While the national conversation of what happened at Charlie Hebdo offices in Paris have simmered down, criticism against the Obama Administration took up the newly vacant space in the airwaves and bylines of radio and online outlets all across cyberspace.
There was no shortage of statements by “experts” and consultants on the media circuit immediately following White House Press Secretary Josh Earnest’s comment at a White House Press briefing days after the attacks in Paris. At the briefing, Earnest responded to questions regarding the absence of U.S. officials and said, “It’s fair to say we should have sent someone with a higher profile” to attend the Paris March immediately following the Charlie Hebdo attack.
While this is an easy example of a moment where Mr. Earnest wasn’t wearing his P.R. hat correctly, it would also be fair to say that his comment didn’t consider national security concerns, or the inevitable criticism from opponents that would stem from the wording of his statement. However, he made some of the security concerns clear following his initial statement.
Sending President Obama or any other “high ranking” official to March in the streets with the people of Paris would have come off as an attempt to capitalize on another country’s tragedy, have given republicans more fuel for their anti-Obama fires, and most importantly, would posed been a huge security risk.
On the day of the attacks, President Obama personally called French President Francois Hollande and extended an offer of American resources to help investigate and apprehend those who carried out or enabled the attacks in Paris. The next day he visited and signed a lengthy statement in a condolence book at the French Embassy in Washington, and even seemed to pray (or at least gave a moment of silence) for those who lost their lives in the attack.
Despite this, conservatives pulled no punches in their pathos-based criticisms. Perhaps the most notably theatrical was Ted Cruz’s Heritage Action Conservative Policy Summit speech, where he mimed marching with the people of France and affirmed “how sad” it was to see “40 world leaders marching in the streets of Paris” with the United States absent (completely ignoring the fact that the march was spontaneous in and that those leaders were much closer in physical proximity than the U.S. is).

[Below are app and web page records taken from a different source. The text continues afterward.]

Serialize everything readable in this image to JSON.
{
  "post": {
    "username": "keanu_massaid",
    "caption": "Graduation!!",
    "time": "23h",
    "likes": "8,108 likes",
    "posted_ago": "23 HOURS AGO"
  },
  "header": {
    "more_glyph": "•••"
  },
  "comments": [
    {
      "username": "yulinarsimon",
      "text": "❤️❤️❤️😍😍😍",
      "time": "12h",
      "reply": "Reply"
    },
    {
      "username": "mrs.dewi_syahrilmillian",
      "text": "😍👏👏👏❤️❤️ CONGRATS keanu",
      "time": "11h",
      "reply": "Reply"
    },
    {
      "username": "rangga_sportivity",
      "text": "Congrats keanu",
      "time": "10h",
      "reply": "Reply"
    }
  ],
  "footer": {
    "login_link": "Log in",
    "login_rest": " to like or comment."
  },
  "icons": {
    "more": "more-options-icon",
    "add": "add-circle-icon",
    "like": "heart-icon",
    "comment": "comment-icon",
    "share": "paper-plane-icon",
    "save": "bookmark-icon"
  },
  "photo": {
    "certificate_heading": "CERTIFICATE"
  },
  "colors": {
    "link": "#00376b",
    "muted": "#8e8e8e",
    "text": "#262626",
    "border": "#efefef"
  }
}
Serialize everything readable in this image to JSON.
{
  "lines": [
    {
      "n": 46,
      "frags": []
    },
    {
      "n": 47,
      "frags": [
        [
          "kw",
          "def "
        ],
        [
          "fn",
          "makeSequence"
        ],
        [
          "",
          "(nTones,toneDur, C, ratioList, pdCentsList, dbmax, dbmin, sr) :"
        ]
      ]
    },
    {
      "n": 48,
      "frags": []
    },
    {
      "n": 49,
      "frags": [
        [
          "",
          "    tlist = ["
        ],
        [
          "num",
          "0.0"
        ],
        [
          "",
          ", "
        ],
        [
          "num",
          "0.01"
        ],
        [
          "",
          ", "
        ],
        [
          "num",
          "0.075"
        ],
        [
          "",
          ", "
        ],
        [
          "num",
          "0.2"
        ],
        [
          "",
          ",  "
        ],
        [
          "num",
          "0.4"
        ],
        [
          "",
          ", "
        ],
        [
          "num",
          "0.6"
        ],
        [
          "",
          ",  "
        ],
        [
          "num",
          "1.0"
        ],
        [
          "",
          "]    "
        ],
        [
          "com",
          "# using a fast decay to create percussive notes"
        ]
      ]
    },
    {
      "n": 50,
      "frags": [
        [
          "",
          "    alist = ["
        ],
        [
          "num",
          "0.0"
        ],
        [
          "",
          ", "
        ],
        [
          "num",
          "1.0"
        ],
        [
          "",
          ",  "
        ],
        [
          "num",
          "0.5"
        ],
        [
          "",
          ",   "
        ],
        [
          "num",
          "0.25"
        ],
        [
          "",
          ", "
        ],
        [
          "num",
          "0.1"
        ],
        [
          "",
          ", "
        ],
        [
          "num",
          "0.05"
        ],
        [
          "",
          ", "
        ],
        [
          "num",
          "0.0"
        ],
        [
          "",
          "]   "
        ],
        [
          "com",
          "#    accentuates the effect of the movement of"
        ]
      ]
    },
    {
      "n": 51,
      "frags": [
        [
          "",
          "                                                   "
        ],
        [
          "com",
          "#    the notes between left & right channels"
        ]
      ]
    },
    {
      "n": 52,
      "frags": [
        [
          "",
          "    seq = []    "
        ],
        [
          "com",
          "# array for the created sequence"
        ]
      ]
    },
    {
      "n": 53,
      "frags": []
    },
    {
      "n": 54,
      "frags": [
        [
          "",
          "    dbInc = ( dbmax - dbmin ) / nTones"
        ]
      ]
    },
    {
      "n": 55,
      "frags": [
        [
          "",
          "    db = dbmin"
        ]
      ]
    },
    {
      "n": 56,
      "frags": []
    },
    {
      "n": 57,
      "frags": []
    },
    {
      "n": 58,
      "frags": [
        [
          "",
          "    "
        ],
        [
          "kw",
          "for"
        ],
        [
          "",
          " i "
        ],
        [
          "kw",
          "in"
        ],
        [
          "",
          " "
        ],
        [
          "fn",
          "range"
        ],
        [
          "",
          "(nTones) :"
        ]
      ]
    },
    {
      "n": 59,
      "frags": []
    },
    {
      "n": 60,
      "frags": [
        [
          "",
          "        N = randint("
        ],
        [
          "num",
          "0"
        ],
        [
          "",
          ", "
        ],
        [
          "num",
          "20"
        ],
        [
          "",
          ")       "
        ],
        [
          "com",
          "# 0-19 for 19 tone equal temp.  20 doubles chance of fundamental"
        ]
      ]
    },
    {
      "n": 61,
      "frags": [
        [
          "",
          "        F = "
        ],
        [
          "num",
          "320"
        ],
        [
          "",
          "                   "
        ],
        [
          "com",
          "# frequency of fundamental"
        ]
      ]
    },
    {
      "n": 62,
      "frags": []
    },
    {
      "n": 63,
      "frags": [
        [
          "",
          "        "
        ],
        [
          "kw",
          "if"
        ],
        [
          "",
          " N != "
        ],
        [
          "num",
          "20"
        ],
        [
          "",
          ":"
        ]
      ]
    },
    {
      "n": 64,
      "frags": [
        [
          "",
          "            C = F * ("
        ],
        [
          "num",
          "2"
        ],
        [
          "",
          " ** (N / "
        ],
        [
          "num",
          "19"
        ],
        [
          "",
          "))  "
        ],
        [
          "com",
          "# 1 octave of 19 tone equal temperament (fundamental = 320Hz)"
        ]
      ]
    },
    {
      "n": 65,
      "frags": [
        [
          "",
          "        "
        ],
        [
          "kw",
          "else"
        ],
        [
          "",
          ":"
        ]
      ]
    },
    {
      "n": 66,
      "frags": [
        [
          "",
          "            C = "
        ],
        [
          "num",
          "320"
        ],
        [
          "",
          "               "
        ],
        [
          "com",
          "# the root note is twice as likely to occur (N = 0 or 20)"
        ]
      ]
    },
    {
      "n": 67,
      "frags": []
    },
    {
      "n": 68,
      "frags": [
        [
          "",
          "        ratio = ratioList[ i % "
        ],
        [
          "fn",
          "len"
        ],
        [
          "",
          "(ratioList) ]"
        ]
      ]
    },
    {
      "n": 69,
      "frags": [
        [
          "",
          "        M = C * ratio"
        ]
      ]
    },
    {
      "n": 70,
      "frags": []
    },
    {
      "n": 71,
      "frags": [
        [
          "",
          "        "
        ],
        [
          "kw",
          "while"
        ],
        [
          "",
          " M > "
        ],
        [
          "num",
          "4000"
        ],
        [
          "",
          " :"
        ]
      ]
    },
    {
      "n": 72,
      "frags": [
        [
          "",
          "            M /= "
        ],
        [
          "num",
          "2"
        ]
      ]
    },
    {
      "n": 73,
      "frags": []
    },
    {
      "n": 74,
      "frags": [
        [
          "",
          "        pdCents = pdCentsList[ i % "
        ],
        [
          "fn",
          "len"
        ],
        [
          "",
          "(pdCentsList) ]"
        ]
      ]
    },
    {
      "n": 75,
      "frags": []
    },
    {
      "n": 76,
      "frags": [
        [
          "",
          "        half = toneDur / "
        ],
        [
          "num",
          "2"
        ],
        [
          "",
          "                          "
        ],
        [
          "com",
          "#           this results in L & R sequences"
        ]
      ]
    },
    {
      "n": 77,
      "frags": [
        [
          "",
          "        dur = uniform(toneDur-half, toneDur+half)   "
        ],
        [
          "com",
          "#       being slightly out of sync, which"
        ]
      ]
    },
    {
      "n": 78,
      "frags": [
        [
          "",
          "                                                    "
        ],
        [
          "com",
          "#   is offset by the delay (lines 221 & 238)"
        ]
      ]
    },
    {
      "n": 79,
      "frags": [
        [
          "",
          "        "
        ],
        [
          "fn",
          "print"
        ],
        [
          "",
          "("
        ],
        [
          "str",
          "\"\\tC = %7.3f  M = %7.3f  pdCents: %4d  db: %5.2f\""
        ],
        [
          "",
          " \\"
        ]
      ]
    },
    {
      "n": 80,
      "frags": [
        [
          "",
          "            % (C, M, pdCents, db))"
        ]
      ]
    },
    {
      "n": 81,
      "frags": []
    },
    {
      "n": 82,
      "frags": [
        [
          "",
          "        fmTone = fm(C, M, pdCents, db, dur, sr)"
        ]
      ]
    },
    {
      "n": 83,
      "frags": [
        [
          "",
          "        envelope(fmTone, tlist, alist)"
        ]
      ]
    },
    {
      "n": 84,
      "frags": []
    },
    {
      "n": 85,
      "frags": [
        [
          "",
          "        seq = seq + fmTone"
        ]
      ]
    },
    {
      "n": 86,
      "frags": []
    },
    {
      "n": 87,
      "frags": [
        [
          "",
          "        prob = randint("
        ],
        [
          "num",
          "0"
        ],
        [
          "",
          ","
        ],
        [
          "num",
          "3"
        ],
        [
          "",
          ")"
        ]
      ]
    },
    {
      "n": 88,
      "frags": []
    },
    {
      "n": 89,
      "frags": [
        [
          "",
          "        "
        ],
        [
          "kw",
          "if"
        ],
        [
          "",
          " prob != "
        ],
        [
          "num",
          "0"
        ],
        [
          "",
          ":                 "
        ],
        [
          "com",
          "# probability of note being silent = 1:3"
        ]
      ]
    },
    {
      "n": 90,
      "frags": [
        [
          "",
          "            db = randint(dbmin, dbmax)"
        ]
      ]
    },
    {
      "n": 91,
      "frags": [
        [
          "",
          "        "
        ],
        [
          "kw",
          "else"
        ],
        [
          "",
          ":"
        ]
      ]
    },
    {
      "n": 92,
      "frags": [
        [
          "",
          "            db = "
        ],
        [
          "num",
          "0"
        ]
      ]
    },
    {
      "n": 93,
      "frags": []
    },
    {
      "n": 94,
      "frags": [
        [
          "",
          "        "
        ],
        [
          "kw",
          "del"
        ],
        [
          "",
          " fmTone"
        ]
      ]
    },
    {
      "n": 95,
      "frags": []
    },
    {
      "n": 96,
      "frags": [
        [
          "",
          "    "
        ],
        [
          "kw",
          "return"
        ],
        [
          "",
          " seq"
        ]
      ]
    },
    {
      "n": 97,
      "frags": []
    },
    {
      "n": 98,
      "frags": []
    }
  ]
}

Even ex-figures of state like former director of the CIA Leon Panetta and ex-political strategist for the Carter administration Patrick Caddel threw in their own baseless and highly-arguable accusations and opinions as to how and why the Obama Administration came up short in showing solidarity.
Caddel was bold enough to emphasize that American absence was “to our detriment,” and that as a country, “we will pay a price for this”, while Panetta claimed that the U.S. “missed a chance to show solidarity with the French people.”
Perhaps what is most depressing about these accusations is the rigor that these figures devote to ignoring the data behind what could have contributed to an American absence from the marches.
In mid-December of 2014, the United States Secret Service Protective Mission Panel issued a review to the Secretary of Homeland Security regarding the White House fence-jumping incidents, and included within it were important memos and recommendations on how the service could seek to reduce the amount of risks and incidents against government officials and White House staff.
The highest recommendation? An increase in the amount of guards employed by the service. Throughout the report, the importance of an increased Secret Service force were noted to the point where the USSSMP suggested overlooking the financial implications of more hires, in the report they boldly stated: “Forget about what the Service has asked for in the past: Define the mission, and make the argument to policy makers in the Executive Branch and Congress that this sum- which we believe to be more than current appropriations-is needed.”
As ex-director of the C.I.A., the likelihood of Mr. Panetta not knowing the risks associated with sending the President of the United States to a foreign country where a terrorist attack’s investigation still remains fresh is slim to none. The nature and environment of the march (outside, open, with millions of pedestrian foot traffic) would have most likely been a nightmare for the Secret Service to keep up with. It should be noted that a week after the Paris attack, four assistant directors of the Secret Service were reassigned, so the work environment of the service could have also been called into question.
As for Senator Cruz’s statement: if he felt so strongly for the people of France, and the need to show U.S. support for France, what stopped him from attending the march himself?
One answer could be that Cruz realized his political capital would be much more wisely-utilized in the speech to his donors and lobbyists at the Heritage Action for America rather than living up to his word. Let’s not ignore that even if Obama had gone to Paris, the Republican Party would have had a talking point about the president favoring international travel rather than facing domestic issues in the bag, regardless of the tragedy that took place.
In short, this and every other criticism that came Obama’s way for this incident stems from the same root: it’s just politics.